Monday, May 18, 2009

Riding 666 to the Garden

One of the places on our list to visit was Burke's Garden. I don't recommend a trip to the area if you're expecting tons of stuff to keep you busy, as in shopping or lounging about an inn or something like that.

Because there's nothing remotely like that in Burke's Garden.

Part of the incomparable Burke's Garden.

What you have with the place is a 20,000 acre valley that sits at 3,000 feet above sea level. This valley is drained by a single tributary, which prevents the place from being Burke's Sea. The entire valley, save for that one water gap, is surrounded by mountains that tower anywhere from 4,000 feet to almost 5,000 feet above sea level. Burke's Garden itself is very sparsely populated, with only around 250 humans living there. It's an agricultural community with lots of farms and many head of livestock. Parts of the place must be quite ripe in warmer weather. I wouldn't drink the water in Gose Creek (which drains the cattle-heavy expanse).

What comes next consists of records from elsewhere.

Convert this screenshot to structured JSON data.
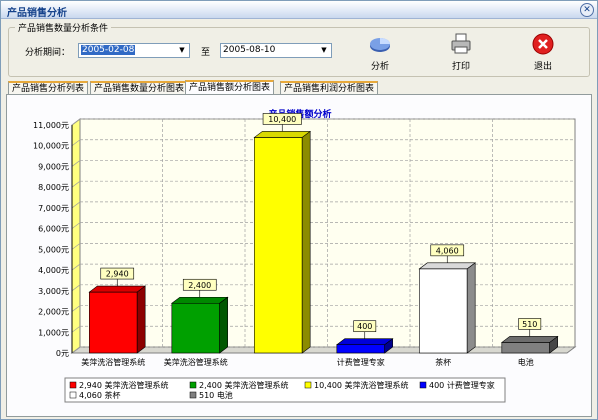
{
  "window": {
    "title": "产品销售分析"
  },
  "criteria": {
    "legend": "产品销售数量分析条件",
    "period_label": "分析期间：",
    "start_date": "2005-02-08",
    "to_label": "至",
    "end_date": "2005-08-10"
  },
  "toolbar": {
    "analyze_label": "分析",
    "print_label": "打印",
    "exit_label": "退出"
  },
  "tabs": [
    {
      "label": "产品销售分析列表"
    },
    {
      "label": "产品销售数量分析图表"
    },
    {
      "label": "产品销售额分析图表"
    },
    {
      "label": "产品销售利润分析图表"
    }
  ],
  "active_tab": 2,
  "colors": {
    "title_bar_text": "#15428b",
    "chart_title": "#0000cc",
    "grid": "#a0a0a0",
    "wall": "#fffff0"
  },
  "chart_data": {
    "type": "bar",
    "title": "产品销售额分析",
    "ylim": [
      0,
      11000
    ],
    "yticks": [
      "0元",
      "1,000元",
      "2,000元",
      "3,000元",
      "4,000元",
      "5,000元",
      "6,000元",
      "7,000元",
      "8,000元",
      "9,000元",
      "10,000元",
      "11,000元"
    ],
    "categories": [
      "美萍洗浴管理系统",
      "美萍洗浴管理系统",
      "",
      "计费管理专家",
      "茶杯",
      "电池"
    ],
    "values": [
      2940,
      2400,
      10400,
      400,
      4060,
      510
    ],
    "data_labels": [
      "2,940",
      "2,400",
      "10,400",
      "400",
      "4,060",
      "510"
    ],
    "bar_colors": [
      "#ff0000",
      "#00a000",
      "#ffff00",
      "#0000ff",
      "#ffffff",
      "#808080"
    ],
    "legend": [
      "2,940 美萍洗浴管理系统",
      "2,400 美萍洗浴管理系统",
      "10,400 美萍洗浴管理系统",
      "400 计费管理专家",
      "4,060 茶杯",
      "510 电池"
    ],
    "grid": true,
    "legend_position": "bottom"
  }
}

I took this video standing beside what seemed to have been, at one time, the single elementary school in the valley. It was a school day and empty, so I assume it's closed down, these days. In addition, the community has located a series of garbage dumpsters on the site, so I guess they don't expect the children to return any time soon.

There is only one shop of any type to be found there. It's a quaint general store with some food and beer and a small grill, etc. The lady running it was very sweet. They have a single gas pump. Unleaded regular, I reckon, but I didn't need gas, so I didn't look to see what they had. We bought some firewood there and some chocolate-covered peanuts that totally rocked. I do recommend a stop there--the people who run it were most kind.

There is one paved road leading into the valley. I would suggest that you take that one if you are driving a conventional two-wheel drive auto. We came in from the east on a Forest Service road, and even with my four-wheel drive and high suspension Frontier it was pretty rugged. I guess the budget for Forest Service road repair is rather tight in recent months.

Another reason I wanted to see this remote community was for a single road sign. I'd heard about it and seen one photo of it and I wanted my photo taken standing under it:

I'll be heading back to Burke's Garden in the future. The Applachian Trail skirts the south side of the valley and there's a really isolated wilderness area there called Beartown Wilderness. I'll definitely return. Sooner, hopefully, rather than later.


Jack said...

Looks like an interesting place. Not far from where I went to college, but I have never heard of it.

HemlockMan said...

It's very interesting. Andy's hiked on the ridges around Burke's Garden. I want to go back and do that part of the AT.